Patricia Ann Buice, wife of plaintiff Donald M. Buice, died as the result of injuries received in an incident when the automobile which she was driving collided with a pickup truck operated by Thomas Morgan White, Jr. In the suit subsequently filed, Donald M. Buice, individually and as next friend for Jodi Garrett, a minor (the only child of decedent) sought damages against defendants Thomas Morgan White, Jr. and Helen Virginia White. It was alleged that defendant Helen Virginia White, the wife of Thomas White, Jr., was liable to plaintiffs under the family purpose doctrine. Following discovery, defendant Helen Virginia White moved for summary judgment. The defendant wife's motion was granted and this appeal followed.
A review of the record discloses the following facts: Defendants purchased a 1983 Ford Ranger pickup truck in May 1983. The vehicle was titled jointly, in the names of each defendant. When the truck was purchased, defendants were receiving disability benefits, he from the Veteran's Administration, and she from the Social Security Administration. The wife maintained the only commercial banking account in the family. It was a joint account in which the wife and her mother were signatories. The husband deposited his disability benefit checks into the wife's account and he and she simply used those funds for whatever purpose needed including living expenses.
In her deposition, the wife testified that the money used for the down payment on the truck was money she and her husband just had. She qualified her statement, however, by adding that more of the money was "his." She also testified that the truck was a "family vehicle" which was purchased for "him to have something to drive," that "once in a while" the defendants paid for gasoline and maintenance of the truck with "[j]ust cash when he needs it"; that the trade-in vehicle used in the purchase of the truck belonged to her and was titled in her name alone; that the insurance policy for the truck was in her name only; that, on at least one occasion, repairs to the truck were made in her name; that the husband drove the truck most of the time and that she drove a 1977 Buick automobile; that on the day of the collision, she was in North Carolina; and that just before the collision, her husband had been visiting other members of their family. Held:

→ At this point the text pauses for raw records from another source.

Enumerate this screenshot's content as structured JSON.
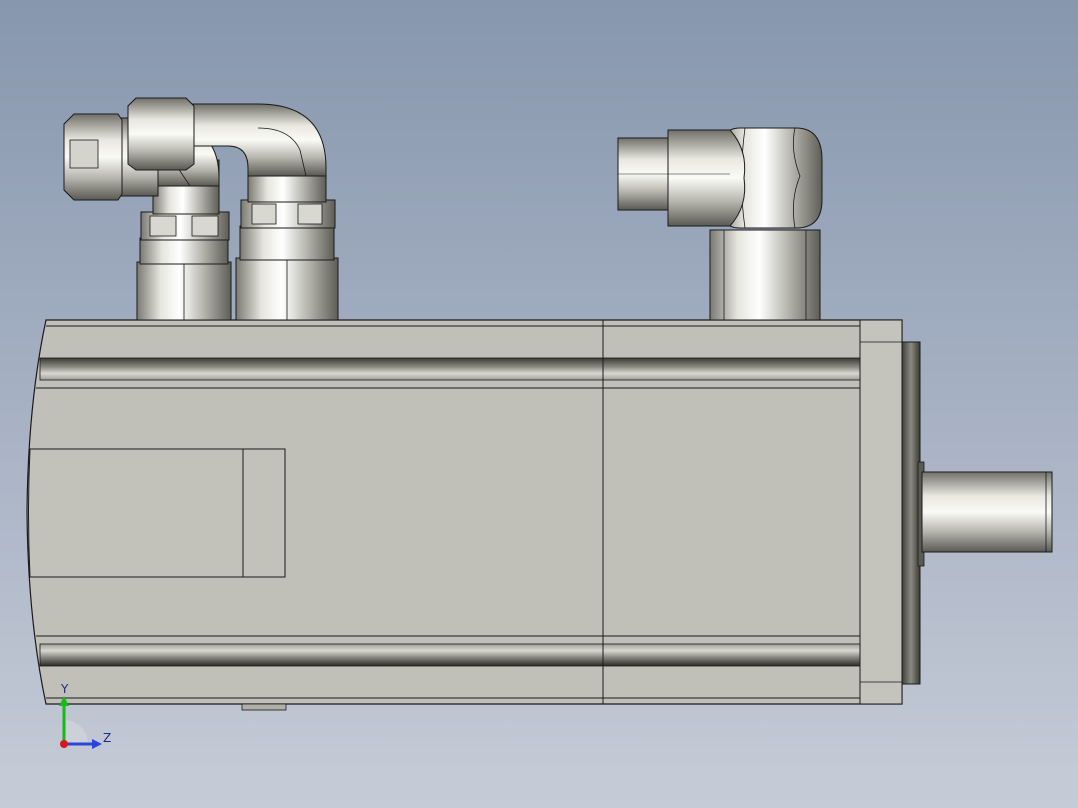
{
  "viewport": {
    "background_top": "#8797ae",
    "background_bottom": "#c6ccd7",
    "model_body_color": "#c0c0b8",
    "model_edge_color": "#202020",
    "metal_highlight": "#f4f4ee",
    "metal_shadow": "#6e6e66"
  },
  "triad": {
    "y_label": "Y",
    "z_label": "Z",
    "y_color": "#18b818",
    "z_color": "#2a46d8",
    "x_color": "#d81818"
  },
  "parts": [
    "motor-housing",
    "front-flange",
    "output-shaft",
    "power-connector-elbow",
    "encoder-connector-elbow",
    "brake-connector-elbow",
    "nameplate"
  ]
}
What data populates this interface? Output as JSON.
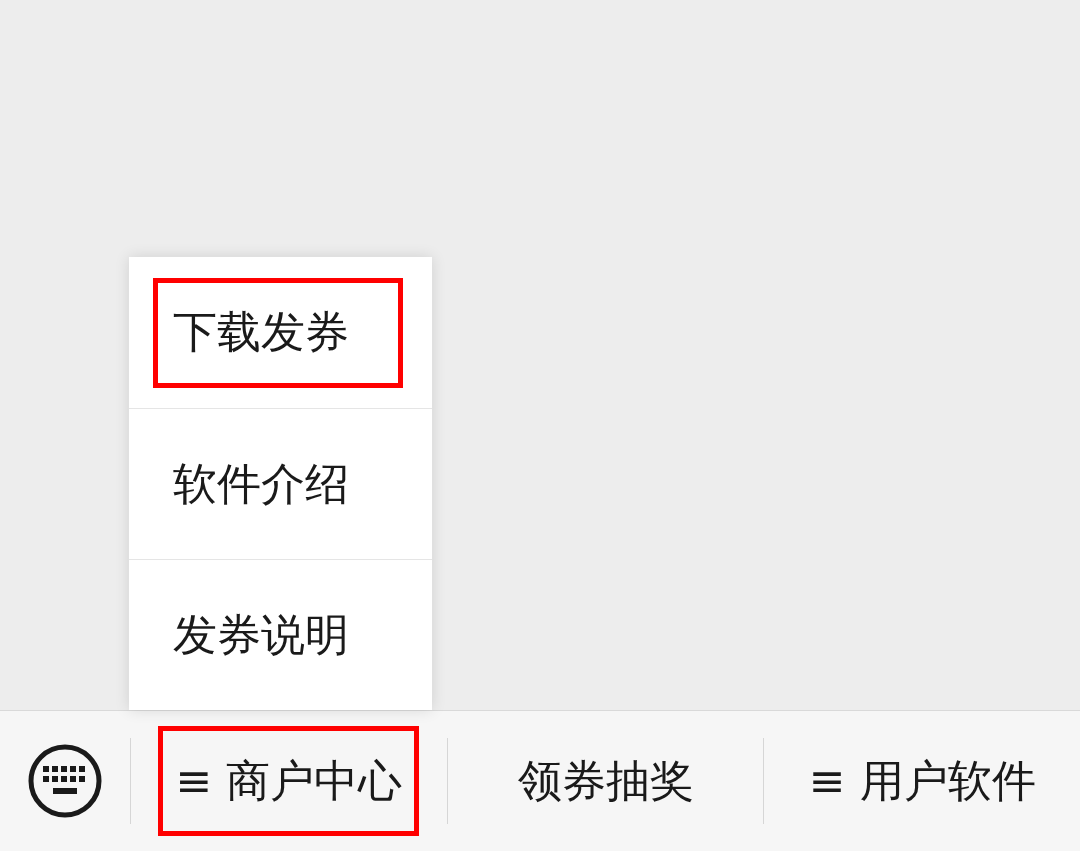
{
  "popup_menu": {
    "items": [
      {
        "label": "下载发券",
        "highlighted": true
      },
      {
        "label": "软件介绍",
        "highlighted": false
      },
      {
        "label": "发券说明",
        "highlighted": false
      }
    ]
  },
  "bottom_menu": {
    "items": [
      {
        "marker": "≡",
        "label": "商户中心",
        "highlighted": true
      },
      {
        "label": "领券抽奖",
        "highlighted": false
      },
      {
        "marker": "≡",
        "label": "用户软件",
        "highlighted": false
      }
    ]
  }
}
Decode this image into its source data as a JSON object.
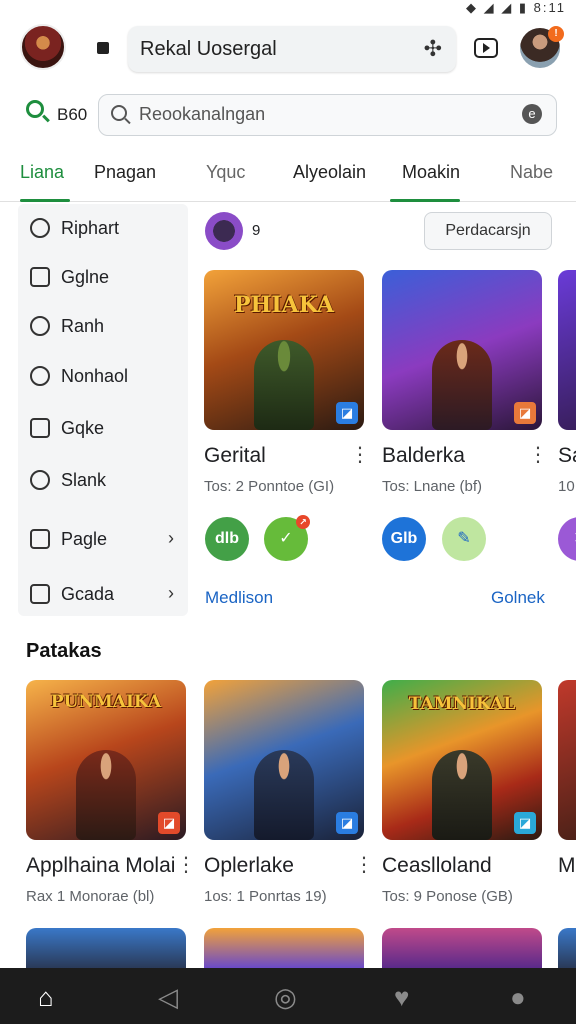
{
  "status": {
    "time": "8:11",
    "icons": "◆ ◢ ◢ ▮"
  },
  "header": {
    "title": "Rekal Uosergal"
  },
  "search": {
    "code": "B60",
    "placeholder": "Reookanalngan",
    "badge": "e"
  },
  "tabs": [
    {
      "label": "Liana",
      "active": true
    },
    {
      "label": "Pnagan",
      "active": false
    },
    {
      "label": "Yquc",
      "active": false
    },
    {
      "label": "Alyeolain",
      "active": false
    },
    {
      "label": "Moakin",
      "active": false
    },
    {
      "label": "Nabe",
      "active": false
    }
  ],
  "sidebar": {
    "items": [
      {
        "label": "Riphart",
        "icon": "target-icon",
        "chevron": ""
      },
      {
        "label": "Gglne",
        "icon": "library-icon",
        "chevron": ""
      },
      {
        "label": "Ranh",
        "icon": "heart-icon",
        "chevron": ""
      },
      {
        "label": "Nonhaol",
        "icon": "clock-icon",
        "chevron": ""
      },
      {
        "label": "Gqke",
        "icon": "smiley-icon",
        "chevron": ""
      },
      {
        "label": "Slank",
        "icon": "shield-icon",
        "chevron": ""
      },
      {
        "label": "Pagle",
        "icon": "camera-icon",
        "chevron": "›"
      },
      {
        "label": "Gcada",
        "icon": "face-icon",
        "chevron": "›"
      }
    ]
  },
  "featured": {
    "count": "9",
    "button_label": "Perdacarsjn",
    "cards": [
      {
        "art_title": "PHIAKA",
        "name": "Gerital",
        "sub": "Tos: 2 Ponntoe (GI)"
      },
      {
        "art_title": "",
        "name": "Balderka",
        "sub": "Tos: Lnane (bf)"
      },
      {
        "art_title": "",
        "name": "Sa",
        "sub": "10"
      }
    ],
    "app_badges": [
      "dlb",
      "✓",
      "Glb",
      "✎",
      "✕"
    ],
    "links": [
      "Medlison",
      "Golnek"
    ]
  },
  "section2": {
    "title": "Patakas",
    "cards": [
      {
        "art_title": "PUNMAIKA",
        "name": "Applhaina Molai",
        "sub": "Rax 1 Monorae (bl)"
      },
      {
        "art_title": "",
        "name": "Oplerlake",
        "sub": "1os: 1 Ponrtas 19)"
      },
      {
        "art_title": "TAMNIKAL",
        "name": "Ceaslloland",
        "sub": "Tos: 9 Ponose (GB)"
      },
      {
        "art_title": "",
        "name": "M",
        "sub": ""
      }
    ]
  },
  "colors": {
    "accent": "#1e8e3e",
    "link": "#1a64c4",
    "navbar": "#1c1c1c"
  }
}
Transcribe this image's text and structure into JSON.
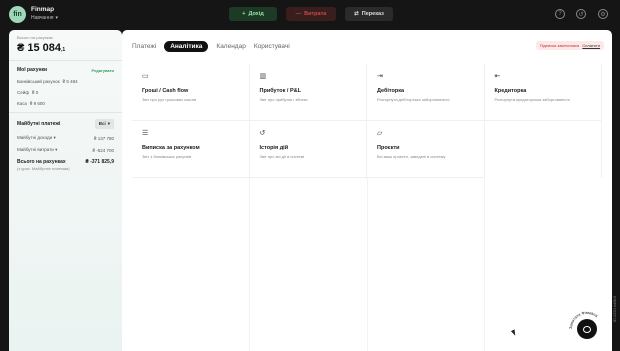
{
  "header": {
    "logo_text": "fin",
    "app_name": "Finmap",
    "workspace": "Навчання",
    "buttons": {
      "income": "Дохід",
      "expense": "Витрата",
      "transfer": "Переказ"
    },
    "icons": [
      "help-icon",
      "history-icon",
      "settings-icon"
    ]
  },
  "sidebar": {
    "total_caption": "Всього на рахунках",
    "total_value": "₴ 15 084",
    "total_fraction": ",1",
    "accounts_title": "Мої рахунки",
    "accounts_link": "Редагувати",
    "accounts": [
      {
        "name": "Банківський рахунок",
        "value": "₴ 5 484"
      },
      {
        "name": "Сейф",
        "value": "₴ 0"
      },
      {
        "name": "Каса",
        "value": "₴ 9 600"
      }
    ],
    "future_title": "Майбутні платежі",
    "future_filter": "Всі",
    "future_income_label": "Майбутні доходи",
    "future_income_value": "₴ 137 780",
    "future_expense_label": "Майбутні витрати",
    "future_expense_value": "₴ -524 700",
    "balance_label": "Всього на рахунках",
    "balance_value": "₴ -371 825",
    "balance_fraction": ",9",
    "balance_note": "(з урах. Майбутніх платежів)"
  },
  "main": {
    "tabs": [
      "Платежі",
      "Аналітика",
      "Календар",
      "Користувачі"
    ],
    "active_tab": "Аналітика",
    "subscription": {
      "text": "Підписка закінчилася",
      "pay": "Сплатити"
    },
    "cards": [
      {
        "icon": "wallet-icon",
        "glyph": "▭",
        "title": "Гроші / Cash flow",
        "desc": "Звіт про рух грошових коштів"
      },
      {
        "icon": "bar-chart-icon",
        "glyph": "▥",
        "title": "Прибуток / P&L",
        "desc": "Звіт про прибутки і збитки"
      },
      {
        "icon": "debit-in-icon",
        "glyph": "⇥",
        "title": "Дебіторка",
        "desc": "Розгорнута дебіторська заборгованість"
      },
      {
        "icon": "credit-out-icon",
        "glyph": "⇤",
        "title": "Кредиторка",
        "desc": "Розгорнута кредиторська заборгованість"
      },
      {
        "icon": "statement-icon",
        "glyph": "☰",
        "title": "Виписка за рахунком",
        "desc": "Звіт з банківських рахунків"
      },
      {
        "icon": "history-icon",
        "glyph": "↺",
        "title": "Історія дій",
        "desc": "Звіт про всі дії в системі"
      },
      {
        "icon": "folder-icon",
        "glyph": "▱",
        "title": "Проєкти",
        "desc": "Всі ваші проекти, заведені в систему"
      }
    ]
  },
  "chat": {
    "ring_text": "Запитати Фінмапа"
  },
  "build_id": "ID:1220 ed9b3"
}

1. Upon a motion for summary judgment, the burden is upon the movant to establish that there is no genuine issue as to any material fact and that the movant is entitled to judgment as a matter of law. OCGA 9-11-56
. In determining whether a movant meets the summary judgment burden, the respondent must be given the benefit of all favorable inferences and every reasonable doubt. Holland v. Sanfax Corp., 106 Ga. App. 1 (126 SE2d 442)
; Burnette Ford, Inc. v. Hayes, 227 Ga. 551 (181 SE2d 866)
2. "The rules applicable to the family purpose doctrine are as follows: 'To come within the application of the doctrine, the defendant must own the automobile, or at least have some recognized property interest in it or supply it, and he must have made it available for family use, rather than for use in his business.' " Finnocchio v. Lunsford, 129 Ga. App. 694 (2) (201 SE2d 1)
. Of course, it must be borne in mind that mere ownership will not create liability. Finnocchio v. Lunsford, 129 Ga. App. 694
, 695, supra; Raley v. Hatcher, 61 Ga. App. 846
, 848 (7 SE2d 777
). "To hold the head of a family liable under the family purpose doctrine, he must have provided the automobile for the pleasure, comfort or convenience of some member of his family. Ferguson v. Gurley, 218 Ga. 276 (127 SE2d 462)
." Finnocchio v. Lunsford, 129 Ga. App. 695
, supra. How do we determine whether a defendant has provided the automobile for the "pleasure, comfort or convenience" of a family member? " 'In order to qualify as a provider under the family purpose doctrine one must be the principal mover, one who intends to provide for another or others the particular thing, the automobile, and takes steps on his own responsibility to see the consummation of the transaction, and contributes substantially of his own means toward that end without expectation of reimbursement or compensation.' Smith v. Simpson, 260 N.C. 601, 611 (133 SE2d 474
)." Finnocchio v. Lunsford, 129 Ga. App. 695
In the case sub judice, the evidence shows that title to the truck was in both defendants' names and that the wife's motor vehicle was traded to the seller in order to purchase the truck. The evidence also shows that money she and her husband just had was used for the down payment; that occasional payments for the gas and maintenance of the truck were made with "[j]ust cash when he needs it"; that repairs to the truck had been made in the wife's name; and that the insurance for the truck was placed in the wife's name. Construing the evidence most favorable to the plaintiffs, as the parties opposing the motion for summary judgment, we think a jury question exists as to the wife's liability under the family purpose doctrine. See Kirkland v. Crawford, 136 Ga. App. 388 (221 SE2d 482)
Elmer A. Simpson, Jr., Richard C. Mitchell, for appellees.